Write the entries out in full, matching them exactly.

○ ○ ○ ○ ○

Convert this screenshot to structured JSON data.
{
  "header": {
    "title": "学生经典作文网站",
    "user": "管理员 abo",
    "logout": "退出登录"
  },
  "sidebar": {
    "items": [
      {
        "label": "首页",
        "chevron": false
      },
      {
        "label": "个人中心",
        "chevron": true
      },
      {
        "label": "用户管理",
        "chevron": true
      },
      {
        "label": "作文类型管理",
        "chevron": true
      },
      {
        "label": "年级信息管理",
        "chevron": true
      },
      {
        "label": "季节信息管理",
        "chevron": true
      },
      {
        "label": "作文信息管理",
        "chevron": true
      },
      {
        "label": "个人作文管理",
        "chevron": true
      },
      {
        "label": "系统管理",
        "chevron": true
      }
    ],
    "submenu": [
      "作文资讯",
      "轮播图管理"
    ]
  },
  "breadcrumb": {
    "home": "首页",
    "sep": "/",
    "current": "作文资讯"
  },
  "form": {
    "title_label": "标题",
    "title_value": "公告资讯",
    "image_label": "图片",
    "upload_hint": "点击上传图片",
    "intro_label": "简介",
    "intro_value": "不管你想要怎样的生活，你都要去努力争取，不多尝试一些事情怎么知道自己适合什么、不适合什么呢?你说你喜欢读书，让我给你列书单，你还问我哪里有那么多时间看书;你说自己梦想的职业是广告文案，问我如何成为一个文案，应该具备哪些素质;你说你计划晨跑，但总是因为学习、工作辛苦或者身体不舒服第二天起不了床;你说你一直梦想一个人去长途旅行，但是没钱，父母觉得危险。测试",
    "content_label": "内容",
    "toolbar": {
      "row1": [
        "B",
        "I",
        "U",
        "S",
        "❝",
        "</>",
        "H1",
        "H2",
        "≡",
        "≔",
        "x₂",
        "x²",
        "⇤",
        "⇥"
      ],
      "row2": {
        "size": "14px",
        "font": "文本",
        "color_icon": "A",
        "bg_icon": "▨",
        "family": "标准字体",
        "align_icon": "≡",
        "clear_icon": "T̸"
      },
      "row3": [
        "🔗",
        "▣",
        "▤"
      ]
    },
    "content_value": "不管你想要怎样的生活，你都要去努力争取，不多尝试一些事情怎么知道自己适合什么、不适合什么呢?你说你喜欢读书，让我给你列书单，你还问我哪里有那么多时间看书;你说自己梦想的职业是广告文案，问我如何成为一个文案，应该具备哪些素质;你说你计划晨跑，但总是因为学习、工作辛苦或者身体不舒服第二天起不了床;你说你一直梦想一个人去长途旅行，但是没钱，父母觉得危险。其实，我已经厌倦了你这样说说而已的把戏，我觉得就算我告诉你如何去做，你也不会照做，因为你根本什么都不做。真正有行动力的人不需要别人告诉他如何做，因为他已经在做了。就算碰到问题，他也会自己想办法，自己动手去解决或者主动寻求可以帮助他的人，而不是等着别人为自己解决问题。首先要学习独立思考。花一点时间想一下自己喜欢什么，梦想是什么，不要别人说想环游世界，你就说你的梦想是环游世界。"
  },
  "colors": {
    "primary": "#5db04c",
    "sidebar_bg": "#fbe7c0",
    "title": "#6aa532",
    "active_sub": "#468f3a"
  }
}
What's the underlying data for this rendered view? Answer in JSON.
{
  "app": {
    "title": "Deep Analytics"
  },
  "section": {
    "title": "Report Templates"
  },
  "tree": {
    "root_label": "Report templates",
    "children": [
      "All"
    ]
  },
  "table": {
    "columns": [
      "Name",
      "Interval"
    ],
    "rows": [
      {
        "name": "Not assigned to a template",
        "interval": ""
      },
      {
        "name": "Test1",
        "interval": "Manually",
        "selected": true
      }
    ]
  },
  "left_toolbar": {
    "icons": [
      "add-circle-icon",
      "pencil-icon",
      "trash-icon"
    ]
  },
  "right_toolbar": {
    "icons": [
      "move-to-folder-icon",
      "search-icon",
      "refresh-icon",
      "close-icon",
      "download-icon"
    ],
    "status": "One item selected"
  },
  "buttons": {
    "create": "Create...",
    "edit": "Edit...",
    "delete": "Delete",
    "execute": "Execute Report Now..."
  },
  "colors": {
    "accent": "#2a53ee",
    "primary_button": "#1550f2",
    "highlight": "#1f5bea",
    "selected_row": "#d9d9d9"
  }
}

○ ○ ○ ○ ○

[Output below]
Convert this screenshot to structured JSON data.
{
  "header": {
    "title": "学生经典作文网站",
    "user": "管理员 abo",
    "logout": "退出登录"
  },
  "sidebar": {
    "items": [
      {
        "label": "首页",
        "chevron": false
      },
      {
        "label": "个人中心",
        "chevron": true
      },
      {
        "label": "用户管理",
        "chevron": true
      },
      {
        "label": "作文类型管理",
        "chevron": true
      },
      {
        "label": "年级信息管理",
        "chevron": true
      },
      {
        "label": "季节信息管理",
        "chevron": true
      },
      {
        "label": "作文信息管理",
        "chevron": true
      },
      {
        "label": "个人作文管理",
        "chevron": true
      },
      {
        "label": "系统管理",
        "chevron": true
      }
    ],
    "submenu": [
      "作文资讯",
      "轮播图管理"
    ]
  },
  "breadcrumb": {
    "home": "首页",
    "sep": "/",
    "current": "作文资讯"
  },
  "form": {
    "title_label": "标题",
    "title_value": "公告资讯",
    "image_label": "图片",
    "upload_hint": "点击上传图片",
    "intro_label": "简介",
    "intro_value": "不管你想要怎样的生活，你都要去努力争取，不多尝试一些事情怎么知道自己适合什么、不适合什么呢?你说你喜欢读书，让我给你列书单，你还问我哪里有那么多时间看书;你说自己梦想的职业是广告文案，问我如何成为一个文案，应该具备哪些素质;你说你计划晨跑，但总是因为学习、工作辛苦或者身体不舒服第二天起不了床;你说你一直梦想一个人去长途旅行，但是没钱，父母觉得危险。测试",
    "content_label": "内容",
    "toolbar": {
      "row1": [
        "B",
        "I",
        "U",
        "S",
        "❝",
        "</>",
        "H1",
        "H2",
        "≡",
        "≔",
        "x₂",
        "x²",
        "⇤",
        "⇥"
      ],
      "row2": {
        "size": "14px",
        "font": "文本",
        "color_icon": "A",
        "bg_icon": "▨",
        "family": "标准字体",
        "align_icon": "≡",
        "clear_icon": "T̸"
      },
      "row3": [
        "🔗",
        "▣",
        "▤"
      ]
    },
    "content_value": "不管你想要怎样的生活，你都要去努力争取，不多尝试一些事情怎么知道自己适合什么、不适合什么呢?你说你喜欢读书，让我给你列书单，你还问我哪里有那么多时间看书;你说自己梦想的职业是广告文案，问我如何成为一个文案，应该具备哪些素质;你说你计划晨跑，但总是因为学习、工作辛苦或者身体不舒服第二天起不了床;你说你一直梦想一个人去长途旅行，但是没钱，父母觉得危险。其实，我已经厌倦了你这样说说而已的把戏，我觉得就算我告诉你如何去做，你也不会照做，因为你根本什么都不做。真正有行动力的人不需要别人告诉他如何做，因为他已经在做了。就算碰到问题，他也会自己想办法，自己动手去解决或者主动寻求可以帮助他的人，而不是等着别人为自己解决问题。首先要学习独立思考。花一点时间想一下自己喜欢什么，梦想是什么，不要别人说想环游世界，你就说你的梦想是环游世界。"
  },
  "colors": {
    "primary": "#5db04c",
    "sidebar_bg": "#fbe7c0",
    "title": "#6aa532",
    "active_sub": "#468f3a"
  }
}
What's the underlying data for this rendered view? Answer in JSON.
{
  "app": {
    "title": "Deep Analytics"
  },
  "section": {
    "title": "Report Templates"
  },
  "tree": {
    "root_label": "Report templates",
    "children": [
      "All"
    ]
  },
  "table": {
    "columns": [
      "Name",
      "Interval"
    ],
    "rows": [
      {
        "name": "Not assigned to a template",
        "interval": ""
      },
      {
        "name": "Test1",
        "interval": "Manually",
        "selected": true
      }
    ]
  },
  "left_toolbar": {
    "icons": [
      "add-circle-icon",
      "pencil-icon",
      "trash-icon"
    ]
  },
  "right_toolbar": {
    "icons": [
      "move-to-folder-icon",
      "search-icon",
      "refresh-icon",
      "close-icon",
      "download-icon"
    ],
    "status": "One item selected"
  },
  "buttons": {
    "create": "Create...",
    "edit": "Edit...",
    "delete": "Delete",
    "execute": "Execute Report Now..."
  },
  "colors": {
    "accent": "#2a53ee",
    "primary_button": "#1550f2",
    "highlight": "#1f5bea",
    "selected_row": "#d9d9d9"
  }
}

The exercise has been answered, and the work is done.